My father paid for my college. His generosity and forethought was the example David and I followed when we purchased our first Florida Pre-Paid tuition plan for Daly Kay when she was just a week old. Truthfully, I was postpartum and crying fits over how we would pay for her college. Nevermind that I was still in college at the time myself! By day six David was ready to do just about anything to get me to stop bawling. He came home late one night with the pre-paid brochure in hand as a peace offering.
But 21 years later and my precious Ryli and Blissy have chosen Stetson University. Which is not a state school. And while they have quite a bit of it covered with various scholarships, there was still a chunk that need paying for. David and I quickly told them it was time for them to find gainful employment to crack that nut.
They went to work right away. A dear friend of ours, Chris Gannon had just opened up his new restaurant concept, Bolay, and he offered the girls a job. They went to work and immediately loved the team, the managers, and of course feeling like they were doing their part to help our family friend, Chris, succeed. To hear Ryli and Bliss talk you would think Bolay was their restaurant, they take the job so seriously.
But Bolay is so much more than just a job to my girls. With every hour worked, with every paycheck earned, they are one step closer to their financial goal of having participated in paying for their college education.
I’ll be honest, the first visit to the bank was scary. Having collected every ounce of spare change around the house and out of our cars, a few babysitting dollars, and their first week’s worth of earnings at Bolay, they felt overwhelmed. But day by day, dollar by dollar, they have seen their nest egg grow and I imagine the day they write that check to their university they will feel such pride. They will have skin in the game. And when you have skin in the game, you stay in the game. You don’t give up when classes get tough, when exams are killing you, when the load seems overwhelming. With having put so much blood, sweat, and tears into Bolay, babysitting, various odd jobs and late nights scrimping up every penny, these girls will have poured into their education even before the first day of school.
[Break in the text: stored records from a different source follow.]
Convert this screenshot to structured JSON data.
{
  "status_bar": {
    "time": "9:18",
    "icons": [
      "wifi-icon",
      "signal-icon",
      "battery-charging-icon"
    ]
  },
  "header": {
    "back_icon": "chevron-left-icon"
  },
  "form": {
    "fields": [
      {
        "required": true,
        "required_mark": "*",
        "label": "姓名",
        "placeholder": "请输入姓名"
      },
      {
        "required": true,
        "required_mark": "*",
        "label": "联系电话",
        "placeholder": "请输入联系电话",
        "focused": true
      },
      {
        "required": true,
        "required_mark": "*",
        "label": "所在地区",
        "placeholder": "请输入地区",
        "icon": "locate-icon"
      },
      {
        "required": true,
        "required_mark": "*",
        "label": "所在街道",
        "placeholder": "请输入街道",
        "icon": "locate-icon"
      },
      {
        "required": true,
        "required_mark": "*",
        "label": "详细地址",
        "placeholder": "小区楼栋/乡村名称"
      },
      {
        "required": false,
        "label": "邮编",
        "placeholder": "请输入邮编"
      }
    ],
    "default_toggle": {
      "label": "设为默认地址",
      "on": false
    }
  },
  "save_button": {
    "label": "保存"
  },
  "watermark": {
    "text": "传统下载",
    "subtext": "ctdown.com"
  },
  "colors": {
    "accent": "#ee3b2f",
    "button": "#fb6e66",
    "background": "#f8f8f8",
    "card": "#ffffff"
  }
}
What was your college experience? Did your schooling get completely paid for by your parents? Scholarship? Did you work a job through school? What are your kids doing to pay for college?[bctt tweet=” Do you think it’s right to ask kids to kick in towards their education?” username=”lyettereback”]